### WHAT YOU ARE ASKED TO DO
Which lines in the listing below contain the word "label"? Copy each one.

### INFORMATION SUPPLIED

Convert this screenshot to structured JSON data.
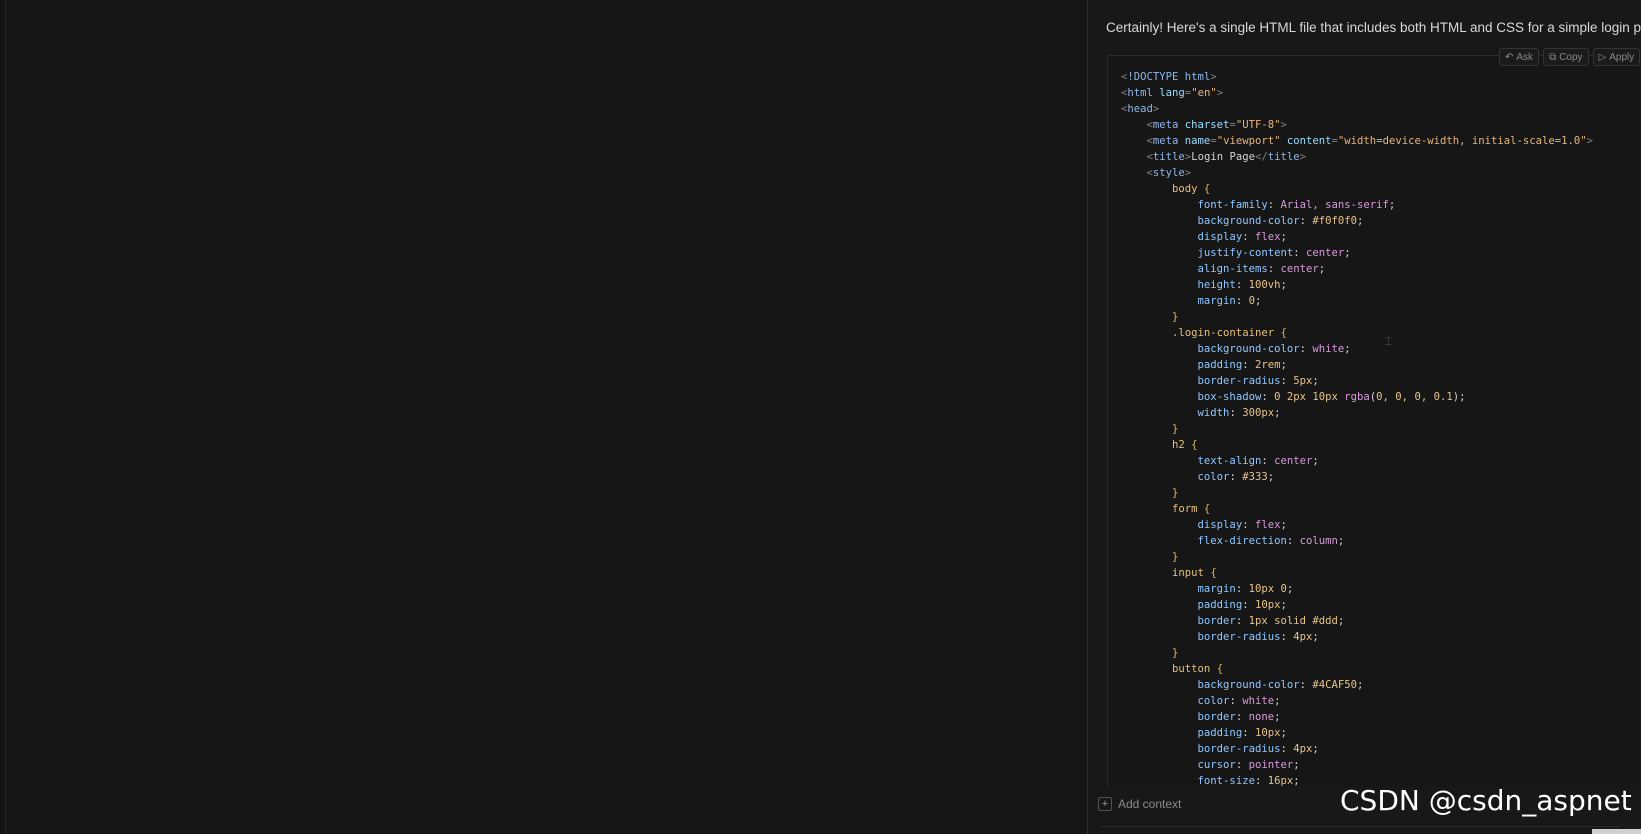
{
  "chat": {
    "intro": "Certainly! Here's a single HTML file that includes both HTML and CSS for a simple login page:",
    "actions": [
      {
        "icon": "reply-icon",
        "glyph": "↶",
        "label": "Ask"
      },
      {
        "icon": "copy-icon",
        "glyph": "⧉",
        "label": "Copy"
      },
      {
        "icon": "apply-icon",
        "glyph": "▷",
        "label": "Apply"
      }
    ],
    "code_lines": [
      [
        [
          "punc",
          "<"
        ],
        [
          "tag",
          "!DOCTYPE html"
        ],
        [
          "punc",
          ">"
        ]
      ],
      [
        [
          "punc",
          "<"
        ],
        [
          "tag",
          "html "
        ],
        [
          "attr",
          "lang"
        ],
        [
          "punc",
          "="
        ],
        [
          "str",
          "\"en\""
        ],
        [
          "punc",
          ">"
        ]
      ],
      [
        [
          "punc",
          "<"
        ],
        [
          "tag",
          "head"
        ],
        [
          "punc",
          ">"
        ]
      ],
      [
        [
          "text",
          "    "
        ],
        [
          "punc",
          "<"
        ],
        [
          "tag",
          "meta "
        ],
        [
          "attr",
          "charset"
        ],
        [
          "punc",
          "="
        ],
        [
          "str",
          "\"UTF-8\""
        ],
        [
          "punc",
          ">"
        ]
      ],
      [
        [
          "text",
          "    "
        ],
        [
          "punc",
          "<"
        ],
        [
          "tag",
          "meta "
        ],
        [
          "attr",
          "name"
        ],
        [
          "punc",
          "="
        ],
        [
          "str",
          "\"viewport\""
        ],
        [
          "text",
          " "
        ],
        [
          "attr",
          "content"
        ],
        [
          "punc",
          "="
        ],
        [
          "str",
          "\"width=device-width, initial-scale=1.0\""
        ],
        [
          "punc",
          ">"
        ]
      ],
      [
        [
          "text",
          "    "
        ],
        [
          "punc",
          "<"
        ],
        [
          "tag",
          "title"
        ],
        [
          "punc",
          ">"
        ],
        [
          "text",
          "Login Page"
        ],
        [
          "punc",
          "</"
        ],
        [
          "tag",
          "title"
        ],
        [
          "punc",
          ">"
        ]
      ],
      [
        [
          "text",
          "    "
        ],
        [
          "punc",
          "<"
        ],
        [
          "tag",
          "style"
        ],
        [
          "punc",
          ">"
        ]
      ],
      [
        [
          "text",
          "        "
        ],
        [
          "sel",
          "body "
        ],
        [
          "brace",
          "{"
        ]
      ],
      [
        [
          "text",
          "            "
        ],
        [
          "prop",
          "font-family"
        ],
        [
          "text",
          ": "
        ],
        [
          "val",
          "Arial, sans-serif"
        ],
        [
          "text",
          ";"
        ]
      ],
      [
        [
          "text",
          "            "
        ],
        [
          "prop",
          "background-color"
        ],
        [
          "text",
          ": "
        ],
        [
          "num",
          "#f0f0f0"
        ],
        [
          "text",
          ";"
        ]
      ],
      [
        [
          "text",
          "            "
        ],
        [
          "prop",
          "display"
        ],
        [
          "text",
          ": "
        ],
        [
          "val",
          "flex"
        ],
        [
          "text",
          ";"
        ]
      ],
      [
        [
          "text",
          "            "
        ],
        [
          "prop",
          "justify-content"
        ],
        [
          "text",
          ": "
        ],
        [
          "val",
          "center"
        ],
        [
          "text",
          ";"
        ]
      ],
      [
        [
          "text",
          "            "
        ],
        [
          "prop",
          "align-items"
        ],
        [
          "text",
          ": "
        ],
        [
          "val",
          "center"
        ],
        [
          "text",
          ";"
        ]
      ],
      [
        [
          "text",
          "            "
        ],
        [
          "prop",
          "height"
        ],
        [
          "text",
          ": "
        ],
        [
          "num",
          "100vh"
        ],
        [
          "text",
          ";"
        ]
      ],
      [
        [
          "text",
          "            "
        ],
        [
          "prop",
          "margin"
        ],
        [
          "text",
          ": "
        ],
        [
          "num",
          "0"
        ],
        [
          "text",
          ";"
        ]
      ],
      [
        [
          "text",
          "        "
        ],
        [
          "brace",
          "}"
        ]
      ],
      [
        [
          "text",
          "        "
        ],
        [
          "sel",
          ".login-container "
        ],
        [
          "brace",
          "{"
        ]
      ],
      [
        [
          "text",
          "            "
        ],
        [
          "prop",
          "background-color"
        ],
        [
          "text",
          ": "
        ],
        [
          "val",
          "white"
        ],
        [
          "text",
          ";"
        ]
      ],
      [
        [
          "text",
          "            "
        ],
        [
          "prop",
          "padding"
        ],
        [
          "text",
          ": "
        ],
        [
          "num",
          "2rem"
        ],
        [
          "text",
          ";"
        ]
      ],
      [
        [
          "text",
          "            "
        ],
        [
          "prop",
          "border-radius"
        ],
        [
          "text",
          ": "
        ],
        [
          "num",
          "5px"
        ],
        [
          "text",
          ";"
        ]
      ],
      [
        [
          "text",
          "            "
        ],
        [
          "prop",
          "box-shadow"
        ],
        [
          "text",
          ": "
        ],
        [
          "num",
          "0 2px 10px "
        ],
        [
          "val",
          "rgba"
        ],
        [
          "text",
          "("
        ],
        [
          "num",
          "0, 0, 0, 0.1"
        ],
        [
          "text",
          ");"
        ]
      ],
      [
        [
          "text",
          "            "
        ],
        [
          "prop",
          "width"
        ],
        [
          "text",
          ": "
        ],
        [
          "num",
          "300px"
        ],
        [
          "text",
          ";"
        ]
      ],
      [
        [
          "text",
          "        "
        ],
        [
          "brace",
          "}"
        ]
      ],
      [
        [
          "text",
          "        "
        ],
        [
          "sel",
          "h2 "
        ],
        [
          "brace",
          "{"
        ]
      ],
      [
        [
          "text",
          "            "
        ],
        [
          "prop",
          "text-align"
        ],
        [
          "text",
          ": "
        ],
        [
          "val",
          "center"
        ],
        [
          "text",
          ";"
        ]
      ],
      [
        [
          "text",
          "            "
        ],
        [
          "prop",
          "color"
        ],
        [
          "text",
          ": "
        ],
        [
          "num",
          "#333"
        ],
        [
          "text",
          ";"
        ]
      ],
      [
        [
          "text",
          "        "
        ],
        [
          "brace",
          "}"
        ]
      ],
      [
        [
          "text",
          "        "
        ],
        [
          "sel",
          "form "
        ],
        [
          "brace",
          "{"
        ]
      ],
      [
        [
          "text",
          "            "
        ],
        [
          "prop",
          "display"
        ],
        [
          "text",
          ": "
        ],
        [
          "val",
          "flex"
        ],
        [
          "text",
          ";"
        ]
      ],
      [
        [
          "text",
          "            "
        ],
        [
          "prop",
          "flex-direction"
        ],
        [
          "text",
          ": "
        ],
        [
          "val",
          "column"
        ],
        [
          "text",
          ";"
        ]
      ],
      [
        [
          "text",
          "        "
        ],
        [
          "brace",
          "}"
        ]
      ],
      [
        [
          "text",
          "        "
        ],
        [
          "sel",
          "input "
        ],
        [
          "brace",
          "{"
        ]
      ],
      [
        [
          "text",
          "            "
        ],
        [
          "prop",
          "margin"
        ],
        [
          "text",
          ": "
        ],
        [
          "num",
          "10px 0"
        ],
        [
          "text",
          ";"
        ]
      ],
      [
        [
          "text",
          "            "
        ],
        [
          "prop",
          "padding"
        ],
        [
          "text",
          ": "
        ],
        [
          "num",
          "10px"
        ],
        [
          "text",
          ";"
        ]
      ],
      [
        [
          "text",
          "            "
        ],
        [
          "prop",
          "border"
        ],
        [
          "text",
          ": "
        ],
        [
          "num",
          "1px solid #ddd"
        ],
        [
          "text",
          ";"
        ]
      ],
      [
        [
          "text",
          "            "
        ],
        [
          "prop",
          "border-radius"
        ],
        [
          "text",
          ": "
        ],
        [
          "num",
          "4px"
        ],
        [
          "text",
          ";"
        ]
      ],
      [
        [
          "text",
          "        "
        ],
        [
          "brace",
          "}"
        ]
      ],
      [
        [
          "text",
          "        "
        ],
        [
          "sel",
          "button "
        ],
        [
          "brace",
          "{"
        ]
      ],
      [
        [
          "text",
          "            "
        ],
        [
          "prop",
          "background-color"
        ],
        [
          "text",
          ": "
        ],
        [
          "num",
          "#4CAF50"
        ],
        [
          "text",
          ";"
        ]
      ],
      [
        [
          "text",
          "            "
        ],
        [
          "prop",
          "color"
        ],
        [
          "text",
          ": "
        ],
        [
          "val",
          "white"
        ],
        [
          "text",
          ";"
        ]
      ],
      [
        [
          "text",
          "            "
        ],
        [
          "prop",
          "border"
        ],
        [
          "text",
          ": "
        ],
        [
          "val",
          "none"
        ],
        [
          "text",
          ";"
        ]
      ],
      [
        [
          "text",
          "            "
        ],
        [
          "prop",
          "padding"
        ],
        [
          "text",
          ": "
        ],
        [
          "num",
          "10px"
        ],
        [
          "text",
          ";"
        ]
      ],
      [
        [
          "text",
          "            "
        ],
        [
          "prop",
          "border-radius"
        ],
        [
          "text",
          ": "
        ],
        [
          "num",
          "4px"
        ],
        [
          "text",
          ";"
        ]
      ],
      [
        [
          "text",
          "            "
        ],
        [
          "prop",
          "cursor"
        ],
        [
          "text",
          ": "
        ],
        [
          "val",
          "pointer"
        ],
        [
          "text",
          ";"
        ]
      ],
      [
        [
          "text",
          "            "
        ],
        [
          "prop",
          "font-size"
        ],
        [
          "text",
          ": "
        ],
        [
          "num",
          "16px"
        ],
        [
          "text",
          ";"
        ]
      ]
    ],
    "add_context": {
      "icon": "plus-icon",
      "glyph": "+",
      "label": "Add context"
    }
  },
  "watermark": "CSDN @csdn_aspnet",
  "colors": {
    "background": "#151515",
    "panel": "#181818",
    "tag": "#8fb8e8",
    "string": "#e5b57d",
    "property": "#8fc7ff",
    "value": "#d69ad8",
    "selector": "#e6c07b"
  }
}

### ANSWER FOR THE TASK
        "label": "Ask"
        "label": "Copy"
        "label": "Apply"
      "label": "Add context"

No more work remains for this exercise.